As described in Foucault’s book “Discipline and Punish: The Birth of a Prison,” the panopticon assumes the “automatic functioning of power” by inducing a state of “conscious and permanent visibility.” The inmate may not always be observed, but they always operate under the anxiety that they could be observed, thereby preventing them from breaking any rules or plotting their escape. The principle of panopticism is fairly simple: constant visibility yields “the perfection of power” without a sole enforcer. In the panopticon, each prisoner is simultaneously a victim and enforcer of their own subjugation.
While Dartmouth’s campus hardly functions as a prison, it induces a state of constant visibility reminiscent of Foucault’s theory. In college, every facet of life is made visible and public. You eat your meals in communal cafeterias, exercise in a public gym, study in the library — some of which eerily emulate panoptic architecture, such as Sanborn and the East Reading Room — and sleep alongside roommates. When every element of your daily routine unfolds in a communal space, there is no semblance of privacy, invisibility or anonymity. At Dartmouth, you are always at risk of being seen, even if your specific observers change.
In effect, panoptic surveillance is permanent. You could be the only body in Foco and still perform under the guise of social-policing and peer surveillance. At a certain point, you begin to police yourself. Simultaneously, you enforce panopticism on your peers by observing them as they order a Collis smoothie, loop around Occom, sprawl out their notes in Blobby.

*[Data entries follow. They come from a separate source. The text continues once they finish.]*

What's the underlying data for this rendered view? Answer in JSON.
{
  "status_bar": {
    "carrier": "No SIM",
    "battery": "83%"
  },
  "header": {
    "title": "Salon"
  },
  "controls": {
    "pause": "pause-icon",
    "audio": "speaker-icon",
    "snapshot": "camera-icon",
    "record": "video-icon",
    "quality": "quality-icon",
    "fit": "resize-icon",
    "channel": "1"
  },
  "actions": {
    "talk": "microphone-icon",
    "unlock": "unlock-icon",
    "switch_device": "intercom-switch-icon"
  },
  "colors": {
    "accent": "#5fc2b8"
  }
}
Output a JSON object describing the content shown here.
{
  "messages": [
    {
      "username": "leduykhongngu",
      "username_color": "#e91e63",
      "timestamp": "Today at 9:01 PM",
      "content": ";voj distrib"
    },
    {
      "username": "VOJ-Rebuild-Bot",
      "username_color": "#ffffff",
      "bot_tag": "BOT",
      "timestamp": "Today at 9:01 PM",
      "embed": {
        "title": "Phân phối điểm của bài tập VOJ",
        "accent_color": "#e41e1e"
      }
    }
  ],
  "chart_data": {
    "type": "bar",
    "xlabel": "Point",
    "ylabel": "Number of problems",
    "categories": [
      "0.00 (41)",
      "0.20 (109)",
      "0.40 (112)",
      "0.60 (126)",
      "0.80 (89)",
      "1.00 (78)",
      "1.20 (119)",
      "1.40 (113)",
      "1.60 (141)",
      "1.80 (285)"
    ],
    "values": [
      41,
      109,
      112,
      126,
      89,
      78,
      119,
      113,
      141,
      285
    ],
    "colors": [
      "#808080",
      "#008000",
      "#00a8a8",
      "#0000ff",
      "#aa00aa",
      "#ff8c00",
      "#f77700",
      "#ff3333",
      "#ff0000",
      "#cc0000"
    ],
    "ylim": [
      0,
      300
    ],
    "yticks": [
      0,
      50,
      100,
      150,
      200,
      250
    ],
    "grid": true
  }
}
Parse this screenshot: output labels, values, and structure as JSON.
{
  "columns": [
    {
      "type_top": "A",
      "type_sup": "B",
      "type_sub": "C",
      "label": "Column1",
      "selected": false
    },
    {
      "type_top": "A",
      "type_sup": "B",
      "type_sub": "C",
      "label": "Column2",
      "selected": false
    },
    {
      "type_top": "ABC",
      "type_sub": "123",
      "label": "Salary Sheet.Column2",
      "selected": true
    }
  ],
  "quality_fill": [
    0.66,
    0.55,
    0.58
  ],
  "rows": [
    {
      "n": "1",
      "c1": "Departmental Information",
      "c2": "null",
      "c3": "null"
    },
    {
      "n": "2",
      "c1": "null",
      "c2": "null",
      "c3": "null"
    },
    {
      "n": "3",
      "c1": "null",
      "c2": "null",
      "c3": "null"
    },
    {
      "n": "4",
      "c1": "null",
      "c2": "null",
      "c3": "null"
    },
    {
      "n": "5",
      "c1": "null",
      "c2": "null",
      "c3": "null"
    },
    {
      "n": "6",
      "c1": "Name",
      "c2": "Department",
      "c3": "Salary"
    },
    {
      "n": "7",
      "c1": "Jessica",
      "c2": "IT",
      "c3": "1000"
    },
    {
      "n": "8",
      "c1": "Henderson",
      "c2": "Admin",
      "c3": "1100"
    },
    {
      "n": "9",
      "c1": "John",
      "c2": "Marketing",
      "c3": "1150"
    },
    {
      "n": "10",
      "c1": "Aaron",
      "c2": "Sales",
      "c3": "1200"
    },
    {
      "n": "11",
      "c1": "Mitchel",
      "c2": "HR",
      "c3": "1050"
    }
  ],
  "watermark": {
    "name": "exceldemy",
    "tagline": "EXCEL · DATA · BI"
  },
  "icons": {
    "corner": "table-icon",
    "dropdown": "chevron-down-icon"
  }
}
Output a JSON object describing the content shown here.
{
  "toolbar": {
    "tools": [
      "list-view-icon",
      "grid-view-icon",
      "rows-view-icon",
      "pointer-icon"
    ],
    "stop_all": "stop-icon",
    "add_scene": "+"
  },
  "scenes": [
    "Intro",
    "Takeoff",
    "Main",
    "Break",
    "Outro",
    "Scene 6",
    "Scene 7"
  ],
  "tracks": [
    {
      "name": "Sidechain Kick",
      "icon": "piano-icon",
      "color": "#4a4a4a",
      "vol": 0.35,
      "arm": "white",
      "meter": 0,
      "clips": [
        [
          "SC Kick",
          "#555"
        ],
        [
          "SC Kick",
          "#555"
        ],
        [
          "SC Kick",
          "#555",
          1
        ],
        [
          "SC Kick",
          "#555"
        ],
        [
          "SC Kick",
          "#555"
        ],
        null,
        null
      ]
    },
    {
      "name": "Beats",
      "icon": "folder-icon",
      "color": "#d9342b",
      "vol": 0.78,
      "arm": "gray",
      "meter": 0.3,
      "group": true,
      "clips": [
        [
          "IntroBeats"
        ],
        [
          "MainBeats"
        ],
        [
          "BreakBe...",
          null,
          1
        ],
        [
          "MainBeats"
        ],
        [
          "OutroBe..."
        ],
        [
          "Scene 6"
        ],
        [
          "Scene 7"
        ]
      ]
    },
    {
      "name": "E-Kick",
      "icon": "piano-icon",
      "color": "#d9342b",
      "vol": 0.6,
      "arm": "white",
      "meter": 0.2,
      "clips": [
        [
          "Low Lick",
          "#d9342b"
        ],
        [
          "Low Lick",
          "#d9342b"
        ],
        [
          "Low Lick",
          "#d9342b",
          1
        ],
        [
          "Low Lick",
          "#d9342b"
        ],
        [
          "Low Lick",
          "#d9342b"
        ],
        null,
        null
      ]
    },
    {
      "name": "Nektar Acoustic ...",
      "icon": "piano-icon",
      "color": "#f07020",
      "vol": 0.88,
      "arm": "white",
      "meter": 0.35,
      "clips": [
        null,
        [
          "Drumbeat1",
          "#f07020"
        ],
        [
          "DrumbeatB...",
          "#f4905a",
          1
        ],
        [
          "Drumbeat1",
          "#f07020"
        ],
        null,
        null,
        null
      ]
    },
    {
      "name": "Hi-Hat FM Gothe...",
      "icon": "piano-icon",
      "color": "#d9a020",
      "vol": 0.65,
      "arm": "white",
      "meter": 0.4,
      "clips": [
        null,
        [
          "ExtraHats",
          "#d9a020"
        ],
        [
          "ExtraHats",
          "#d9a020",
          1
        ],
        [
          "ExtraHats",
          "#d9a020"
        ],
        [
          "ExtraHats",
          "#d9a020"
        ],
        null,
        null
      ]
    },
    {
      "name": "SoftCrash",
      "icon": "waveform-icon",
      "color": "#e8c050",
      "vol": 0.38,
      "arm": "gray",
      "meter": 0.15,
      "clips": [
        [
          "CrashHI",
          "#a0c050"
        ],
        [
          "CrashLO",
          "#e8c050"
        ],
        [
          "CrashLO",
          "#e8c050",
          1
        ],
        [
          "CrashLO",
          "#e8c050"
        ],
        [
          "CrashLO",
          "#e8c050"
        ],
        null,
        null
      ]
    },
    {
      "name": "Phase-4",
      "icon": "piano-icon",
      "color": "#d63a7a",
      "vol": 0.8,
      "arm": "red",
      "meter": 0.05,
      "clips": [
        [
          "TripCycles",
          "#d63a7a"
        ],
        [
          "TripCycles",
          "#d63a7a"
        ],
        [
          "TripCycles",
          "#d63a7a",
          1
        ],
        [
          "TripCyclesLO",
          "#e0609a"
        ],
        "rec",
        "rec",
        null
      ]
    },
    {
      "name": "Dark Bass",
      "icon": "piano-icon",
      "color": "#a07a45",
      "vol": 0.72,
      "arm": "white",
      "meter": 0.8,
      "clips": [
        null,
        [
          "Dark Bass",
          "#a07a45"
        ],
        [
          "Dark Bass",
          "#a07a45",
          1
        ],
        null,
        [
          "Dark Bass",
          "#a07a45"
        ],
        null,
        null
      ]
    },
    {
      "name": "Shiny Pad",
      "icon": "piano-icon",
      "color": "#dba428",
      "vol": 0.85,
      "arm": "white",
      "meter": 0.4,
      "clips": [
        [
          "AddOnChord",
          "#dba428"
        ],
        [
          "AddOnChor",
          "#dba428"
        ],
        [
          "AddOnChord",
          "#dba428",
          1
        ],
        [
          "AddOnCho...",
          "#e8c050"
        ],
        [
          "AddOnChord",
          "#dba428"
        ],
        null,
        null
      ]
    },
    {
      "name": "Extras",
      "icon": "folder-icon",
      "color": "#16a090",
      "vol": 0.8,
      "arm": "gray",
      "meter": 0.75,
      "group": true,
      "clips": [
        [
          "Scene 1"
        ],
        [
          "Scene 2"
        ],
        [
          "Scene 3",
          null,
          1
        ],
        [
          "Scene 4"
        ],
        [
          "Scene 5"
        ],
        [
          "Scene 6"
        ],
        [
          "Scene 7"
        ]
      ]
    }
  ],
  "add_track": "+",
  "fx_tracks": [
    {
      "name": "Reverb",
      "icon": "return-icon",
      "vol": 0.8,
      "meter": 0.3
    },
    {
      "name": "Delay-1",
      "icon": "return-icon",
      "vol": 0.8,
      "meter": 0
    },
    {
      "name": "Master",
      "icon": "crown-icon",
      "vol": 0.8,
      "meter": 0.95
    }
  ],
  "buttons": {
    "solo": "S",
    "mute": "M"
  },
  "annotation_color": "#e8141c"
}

Of course, every community bears some element of social policing. Perception is an inevitable part of the human experience. Dartmouth’s insular location, intimate student body and remarkably small campus exacerbate its panoptic nature. To function optimally, panopticism requires “the closing of the town from outlying districts.” Dartmouth certainly meets this criteria. In Hanover, there is no urban refuge one can flee to without hopping on a bus. We are isolated on a 269-acre campus in the middle of the woods.
Some students respond to the panopticon effect with codependence. They eat all of their meals with friends, study in groups, exercise with a gym buddy and constantly move in packs. At Dartmouth, one of the most brave and subversive things you can do is comfortably exist — and be perceived existing — alone.
When I returned to school after my off term — 12 weeks of unadulterated anonymity in New York City — Dartmouth’s characteristic panopticism was almost palpable. In Manhattan, my existence flew under the radar. Nobody knew my name, and nobody asked. I could wear my most fashionable or flamboyant outfit. Hell, I could walk around the East Village butt-naked and still not be the most noteworthy character in my vicinity. While surrounded by people, I was free of panoptic surveillance.
Upon re-entering the Dartmouth bubble, I felt as if I was re-subjecting myself to an arena of axial visibility. I couldn’t shake the feeling of being perceived as I lugged my suitcase across the Green. But the discomfort of existing under omnipresent scrutiny immediately subsided when I moved off campus. Off campus, the anxiety of feeling like I always have to perform for an invisible crowd disappeared. The mere ritual of eating breakfast alone grants me an agency and freedom I didn't know I needed until I got it back.
I haven't visited the graveyard once this term, and frankly I don't plan on it. On the Foley porch, I may not go entirely unperceived, but I’m able to escape the panoptic Dartmouth machine — and for the time being, that’s good enough for me.